All of these face escalating assaults by powerful corporations whose twin obsessions, power and profit, are fundamentally, irredeemably anti-life.

People who defend the essentials of life from theft and degradation need and deserve any support the rest of us can offer.  On Turtle Island/North America, often it’s indigenous peoples who live on the front lines, and thus are called to lead some of the most intense struggles.

Standing Rock has the highest profile right now, but there are others just as crucial, though less widely known.  Some context:

In Canada last week the federal Natural Resources Minister announced that his government does not require First Nations consent to proceed on natural resource projects.

This arrogant statement directly contradicts the Liberal government´s promises to follow Supreme Court rulings and the UN Declaration on the Rights of Indigenous Peoples, which require “free, prior, and informed consent” of Indigenous Nations to any natural resource projects affecting their traditional and treaty territories.

At the behest of its partners in the oil/gas industry, this government is poised to approve, among other dangerous pipelines (see below), the Kinder Morgan Trans Mountain Pipeline to carry toxic crude oil from the Alberta tar sands to the Pacific coast for shipping abroad.  It would pass through – invade, really – the territory of the Tsleil-Waututh Nation.

The Minister’s casual dismissal of the government’s legal obligations provoked strong reactions from First Nations, including this one from Kanesatake Grand Chief Serge Simon: “Consent, it’s what we are demanding, and he will never get our consent, not for something like this.  What if we gave Canada 20 Standing Rocks?  I wonder if his position will change then.”

In late November this issue will be tested at the Supreme Court of Canada, in the case of yet another pipeline, Enbridge’s Line 9.  It is due to carry tar sands bitumen and fracked oil to Montreal, crossing more than 120 vital waterways and 830 kilometers of land along the way, including territory of the Chippewas of the Thames First Nation, without their consent.  (Neither does the project have consent from millions of Canadians who live along the route, the most densely populated in Canada, but the government blithely ignores this too.)

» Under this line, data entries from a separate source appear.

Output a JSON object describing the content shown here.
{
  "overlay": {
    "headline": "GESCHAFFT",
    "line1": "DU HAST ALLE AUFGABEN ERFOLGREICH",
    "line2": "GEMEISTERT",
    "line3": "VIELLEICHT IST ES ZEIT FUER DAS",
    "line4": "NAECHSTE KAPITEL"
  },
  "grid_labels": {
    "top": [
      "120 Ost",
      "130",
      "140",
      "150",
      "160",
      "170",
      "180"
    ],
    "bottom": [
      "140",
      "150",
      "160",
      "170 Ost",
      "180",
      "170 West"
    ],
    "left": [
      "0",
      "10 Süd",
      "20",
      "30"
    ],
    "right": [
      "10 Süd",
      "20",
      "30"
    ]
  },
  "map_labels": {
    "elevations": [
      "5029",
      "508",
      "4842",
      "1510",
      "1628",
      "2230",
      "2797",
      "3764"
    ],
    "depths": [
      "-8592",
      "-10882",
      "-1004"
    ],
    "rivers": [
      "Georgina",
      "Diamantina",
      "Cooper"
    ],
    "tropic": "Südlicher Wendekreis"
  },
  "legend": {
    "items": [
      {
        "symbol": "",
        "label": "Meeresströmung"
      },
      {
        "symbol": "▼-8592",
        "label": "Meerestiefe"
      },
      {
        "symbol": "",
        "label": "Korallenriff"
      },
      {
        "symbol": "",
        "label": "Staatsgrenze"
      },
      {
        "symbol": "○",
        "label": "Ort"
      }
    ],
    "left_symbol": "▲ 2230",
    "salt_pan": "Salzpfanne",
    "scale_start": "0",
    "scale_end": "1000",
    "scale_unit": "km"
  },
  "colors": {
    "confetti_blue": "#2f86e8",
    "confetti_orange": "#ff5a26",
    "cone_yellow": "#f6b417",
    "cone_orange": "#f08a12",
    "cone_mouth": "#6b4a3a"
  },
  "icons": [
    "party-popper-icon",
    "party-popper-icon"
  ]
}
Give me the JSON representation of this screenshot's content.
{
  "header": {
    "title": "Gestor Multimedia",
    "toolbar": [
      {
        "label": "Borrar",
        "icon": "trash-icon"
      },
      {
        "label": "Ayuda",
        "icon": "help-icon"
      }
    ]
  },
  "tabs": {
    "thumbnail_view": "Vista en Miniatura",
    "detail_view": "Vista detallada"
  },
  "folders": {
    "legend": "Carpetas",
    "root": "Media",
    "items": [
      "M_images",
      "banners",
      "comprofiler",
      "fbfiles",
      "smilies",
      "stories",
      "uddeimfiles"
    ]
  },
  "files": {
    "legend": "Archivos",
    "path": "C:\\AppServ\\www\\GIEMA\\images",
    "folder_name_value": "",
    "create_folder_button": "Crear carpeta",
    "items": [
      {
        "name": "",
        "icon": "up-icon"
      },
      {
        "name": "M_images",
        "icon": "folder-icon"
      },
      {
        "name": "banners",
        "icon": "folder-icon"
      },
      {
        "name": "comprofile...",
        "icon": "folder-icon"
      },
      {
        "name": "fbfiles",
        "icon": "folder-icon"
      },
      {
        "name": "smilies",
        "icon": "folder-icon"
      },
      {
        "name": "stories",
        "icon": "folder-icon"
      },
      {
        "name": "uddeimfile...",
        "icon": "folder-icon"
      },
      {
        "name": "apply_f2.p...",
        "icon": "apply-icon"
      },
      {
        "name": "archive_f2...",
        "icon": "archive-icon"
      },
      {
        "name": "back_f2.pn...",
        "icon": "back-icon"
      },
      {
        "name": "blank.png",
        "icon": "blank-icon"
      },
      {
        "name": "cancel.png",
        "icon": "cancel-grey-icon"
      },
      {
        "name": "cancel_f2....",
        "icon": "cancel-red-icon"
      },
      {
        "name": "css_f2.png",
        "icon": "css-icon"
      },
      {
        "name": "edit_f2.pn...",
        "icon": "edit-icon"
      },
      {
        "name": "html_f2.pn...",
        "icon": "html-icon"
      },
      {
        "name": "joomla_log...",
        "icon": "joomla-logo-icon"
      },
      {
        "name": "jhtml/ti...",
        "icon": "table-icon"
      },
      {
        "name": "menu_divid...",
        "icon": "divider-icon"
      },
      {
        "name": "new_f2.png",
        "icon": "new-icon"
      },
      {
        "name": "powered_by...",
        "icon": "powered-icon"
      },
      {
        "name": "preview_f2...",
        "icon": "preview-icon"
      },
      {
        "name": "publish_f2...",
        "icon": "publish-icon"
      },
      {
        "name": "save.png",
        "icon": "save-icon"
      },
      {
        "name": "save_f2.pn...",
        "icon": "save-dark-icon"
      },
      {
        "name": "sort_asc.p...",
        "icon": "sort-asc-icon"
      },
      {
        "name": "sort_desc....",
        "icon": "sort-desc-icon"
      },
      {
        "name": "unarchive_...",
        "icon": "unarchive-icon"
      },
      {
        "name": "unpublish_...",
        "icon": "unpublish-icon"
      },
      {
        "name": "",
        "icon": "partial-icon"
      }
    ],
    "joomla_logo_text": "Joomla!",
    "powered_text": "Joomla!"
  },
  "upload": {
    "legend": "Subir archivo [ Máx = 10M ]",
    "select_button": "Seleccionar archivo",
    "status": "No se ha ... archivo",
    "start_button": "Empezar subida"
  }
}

Since the Supreme Court agrees to hear only a small fraction of the cases submitted to it, clearly it considers this one vital to the people it is meant to serve.  So should we all.  Given the catastrophic impacts of mining and transporting tar sands and fracked oil, the fate of this case has profound implications for First Nations, for Canadians, and ultimately for all life on this earth.

Details on the case and how to support it are here.

For an eloquent view of why these struggles keep happening, meet Seneca First Nation biologist Henry Lickers, chapter 1 in Bold Scientists.  An excerpt is here.